There were still plenty of loose ends to tie up, of course-- though after all that build-up and no actual fighting required, it all felt kind of anticlimactic to Eliot.
Nate put his fake lawyer's hat back on and verified specific language with Gunn, then blustered his way through obnoxious farewells; Hardison set off a cascade of errors in the building's security system as they left and blanked the cameras along the route to the company carpool, to reduce chances they'd be tracked; and they exited the building without further ado. Parker had exfiltrated there and had the rental car waiting... along with another, unexpected passenger.
From the way Lindsey clutched at Eve's hand on the way back to the apartment, Eliot guessed he hadn't expected her to actually choose him over the firm-- and was more attached to her, too, than he'd been willing to admit before. At least she wasn't a four hundred year old vampire.
Between Lindsey, Eve's choice, and the thing still in his pocket, Eliot was about ninety percent sure that they hadn't heard the last of Wolfram and Hart. They'd bought themselves some breathing room, though; and Eliot thought-- or at least hoped-- that his brother would give up the vengeance kick, rather than waste the slightly tarnished slate that had just been returned to him. Regardless, it was up to Lindsey now; Eliot had done everything he could. Or-- almost.
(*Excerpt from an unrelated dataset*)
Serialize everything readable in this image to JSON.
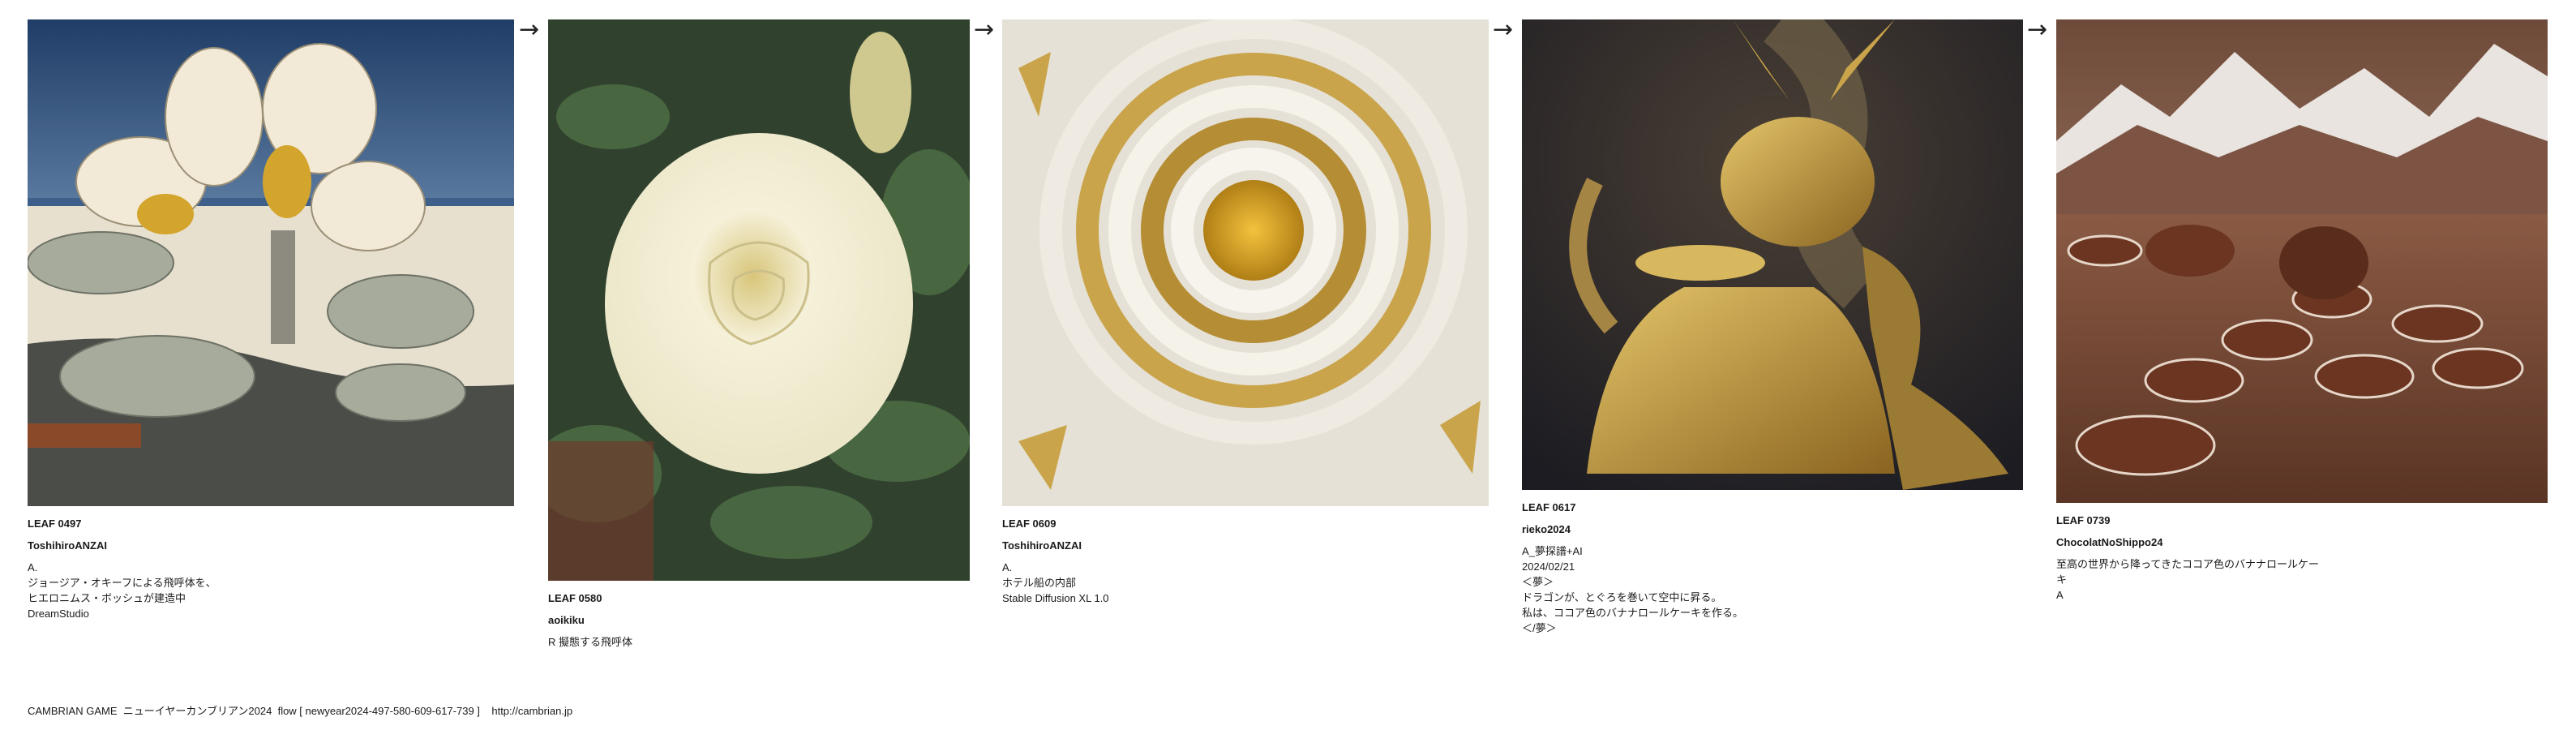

He pressed a copy of the key of his Boston apartment in Lindsey's hand when they dropped he and Eve off on the way back to Eliot's place, and made a mental note to air that grifter idea with Nate after the inevitable 'so, any other secrets we should know about?' conversation.
Black knight, white knight; maybe both designations were too simplistic, after all. Maybe they were both grey knights now-- and for once, Eliot wasn't upset by the comparison. Whatever happened in the future, he had his brother back, and that was worth every moment of the time and tension of the last few days. Hell, he had more than that; whatever impulse had led him to follow Nathan Ford that day nearly a year before had probably been the smartest decision he'd ever made. Enjoyable work, more than enough money, and a team he could trust; what more could a man want?
Well; maybe a challenging woman-- but there was still time to work on that. Eliot made a mental note to have Hardison track down that Summers woman's current address, and set about helping his team pack up the apartment again, whistling to himself as he worked.